In the records, find every line with the word "this" and copy it out.

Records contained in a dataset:
== == ==
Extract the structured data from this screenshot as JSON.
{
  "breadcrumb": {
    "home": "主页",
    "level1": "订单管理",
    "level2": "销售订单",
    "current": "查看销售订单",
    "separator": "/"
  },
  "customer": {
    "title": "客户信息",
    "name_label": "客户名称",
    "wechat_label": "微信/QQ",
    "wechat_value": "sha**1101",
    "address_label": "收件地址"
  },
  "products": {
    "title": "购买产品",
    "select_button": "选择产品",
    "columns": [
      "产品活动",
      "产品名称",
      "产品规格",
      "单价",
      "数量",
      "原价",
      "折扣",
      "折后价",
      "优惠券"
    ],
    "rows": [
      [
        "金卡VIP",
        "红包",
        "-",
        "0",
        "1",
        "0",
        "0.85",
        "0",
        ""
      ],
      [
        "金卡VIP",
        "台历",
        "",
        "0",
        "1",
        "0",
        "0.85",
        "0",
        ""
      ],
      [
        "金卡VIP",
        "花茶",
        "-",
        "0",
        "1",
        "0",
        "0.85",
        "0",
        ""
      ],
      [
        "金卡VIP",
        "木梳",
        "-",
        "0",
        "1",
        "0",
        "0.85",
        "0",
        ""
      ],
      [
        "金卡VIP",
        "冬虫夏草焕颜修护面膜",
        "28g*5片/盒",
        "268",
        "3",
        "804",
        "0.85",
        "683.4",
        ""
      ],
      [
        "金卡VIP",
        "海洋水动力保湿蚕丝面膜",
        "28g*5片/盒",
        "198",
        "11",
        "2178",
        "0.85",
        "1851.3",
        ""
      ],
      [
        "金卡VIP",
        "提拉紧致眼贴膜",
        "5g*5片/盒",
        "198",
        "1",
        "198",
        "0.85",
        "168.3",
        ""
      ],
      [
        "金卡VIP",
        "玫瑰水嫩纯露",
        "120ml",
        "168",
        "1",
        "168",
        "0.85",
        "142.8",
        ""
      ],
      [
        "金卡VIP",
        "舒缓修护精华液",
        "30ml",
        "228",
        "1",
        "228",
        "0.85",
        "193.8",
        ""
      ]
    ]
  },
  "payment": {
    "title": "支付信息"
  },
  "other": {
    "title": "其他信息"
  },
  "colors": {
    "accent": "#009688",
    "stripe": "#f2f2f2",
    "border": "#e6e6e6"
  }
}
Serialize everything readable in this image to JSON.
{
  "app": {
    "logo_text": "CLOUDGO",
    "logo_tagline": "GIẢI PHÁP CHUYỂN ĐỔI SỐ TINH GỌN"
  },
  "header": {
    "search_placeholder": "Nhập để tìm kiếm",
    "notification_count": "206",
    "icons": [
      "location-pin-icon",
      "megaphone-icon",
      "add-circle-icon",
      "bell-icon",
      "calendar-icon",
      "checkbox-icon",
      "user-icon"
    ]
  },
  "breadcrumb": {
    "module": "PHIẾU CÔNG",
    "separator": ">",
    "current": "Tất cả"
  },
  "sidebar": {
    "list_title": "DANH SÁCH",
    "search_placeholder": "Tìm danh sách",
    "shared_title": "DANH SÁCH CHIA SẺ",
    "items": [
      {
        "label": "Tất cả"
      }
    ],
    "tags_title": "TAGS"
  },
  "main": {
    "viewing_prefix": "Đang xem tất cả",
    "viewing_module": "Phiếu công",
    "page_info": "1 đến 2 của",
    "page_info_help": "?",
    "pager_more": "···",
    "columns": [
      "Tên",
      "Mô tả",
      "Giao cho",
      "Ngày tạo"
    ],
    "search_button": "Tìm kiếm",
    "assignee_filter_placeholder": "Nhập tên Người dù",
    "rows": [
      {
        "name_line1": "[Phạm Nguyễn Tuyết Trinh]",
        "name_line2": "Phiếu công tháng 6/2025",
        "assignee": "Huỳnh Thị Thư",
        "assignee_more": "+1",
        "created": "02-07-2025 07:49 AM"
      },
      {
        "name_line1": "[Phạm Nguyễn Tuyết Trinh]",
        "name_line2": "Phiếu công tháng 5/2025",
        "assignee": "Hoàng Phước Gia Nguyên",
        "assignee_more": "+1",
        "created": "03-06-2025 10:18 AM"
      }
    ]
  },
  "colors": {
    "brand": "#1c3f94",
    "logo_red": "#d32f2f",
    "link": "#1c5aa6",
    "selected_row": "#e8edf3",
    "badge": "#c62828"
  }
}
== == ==
ANSWER SECTION:
Extract the structured data from this screenshot as JSON.
Serialize everything readable in this image to JSON.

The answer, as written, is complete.